Some 150,000 civil servants could strike this summer after the Public and Commercial Services (PCS) trade union voted to ballot its members on industrial action over pay.
PCS hopes the coming ballot will strengthen its position in negotiations with the government on lifting the 1% public sector pay cap for government workers.
The union made the decision to ballot members at its annual conference in Brighton last week.
Moving the motion, PCS general secretary Mark Serwotka said it was time for the PCS to take action without waiting for other public sector unions to join in.
“We have tried for years to persuade other unions to take action with us and we haven’t been successful,” he said.
“Do we stand and wait for them to change their minds or do we seize the moment now?”
The 1% cap has been in place since 2012, and it followed a two-year pay freeze across the public sector. The Treasury has indicated that the cap will be lifted and cap-busting rises have been offered to police officers (2%) and prison officers (1.7%).
NHS staff have been handed a 6.5% increase over three years, with additional funding, in return for improvements in productivity.
Civil servants working for the Scottish Government have been offered at least a 4% pay rise for the majority of staff—and 12% for some. Discussions on government pay between the Cabinet Office and trade unions in Westminster are ongoing.
PCS said a vote in favour could see 150,000 staff in the civil service and related areas walk out this summer, possibly for “sustained strike action”.
PCS general secretary Mark Serwotka said: “Our members deserve a fair pay rise to make up for years of pay restraint. But we have been told there is only 1% in the budget for pay unlike other parts of the public sector. This is a disgraceful way for the government to treat its own workforce.
“Theresa May should be under no illusion. If her ministers do not fully fund a fair pay increase, we will be consulting our members on serious sustained strike action”.
The conference also overwhelmingly passed a motion saying the union should “be clear to members and employers that action will not be stayed for mere talks.”

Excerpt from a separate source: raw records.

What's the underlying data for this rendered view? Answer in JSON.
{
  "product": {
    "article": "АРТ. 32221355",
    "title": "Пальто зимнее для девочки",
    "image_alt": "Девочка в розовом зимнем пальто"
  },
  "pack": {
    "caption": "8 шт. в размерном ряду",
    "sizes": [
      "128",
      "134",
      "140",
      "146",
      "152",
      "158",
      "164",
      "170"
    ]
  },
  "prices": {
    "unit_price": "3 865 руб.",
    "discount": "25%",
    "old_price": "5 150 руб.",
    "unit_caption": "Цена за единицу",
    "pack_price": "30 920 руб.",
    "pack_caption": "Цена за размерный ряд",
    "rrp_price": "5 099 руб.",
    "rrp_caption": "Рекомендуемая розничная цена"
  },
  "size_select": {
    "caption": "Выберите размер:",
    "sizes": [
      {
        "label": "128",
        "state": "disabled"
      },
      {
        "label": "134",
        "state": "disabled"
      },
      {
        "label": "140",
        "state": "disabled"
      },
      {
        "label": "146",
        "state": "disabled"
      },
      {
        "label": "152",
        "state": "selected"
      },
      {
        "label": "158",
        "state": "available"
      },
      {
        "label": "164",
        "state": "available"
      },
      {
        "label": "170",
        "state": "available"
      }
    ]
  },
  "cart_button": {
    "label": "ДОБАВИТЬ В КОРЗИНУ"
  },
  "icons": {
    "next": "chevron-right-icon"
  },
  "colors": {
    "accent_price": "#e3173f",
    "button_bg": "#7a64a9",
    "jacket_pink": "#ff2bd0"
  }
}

Now the fight is on to win an emphatic yes vote in the strike ballot—and a turnout that beats the 50 percent Tory imposed threshold.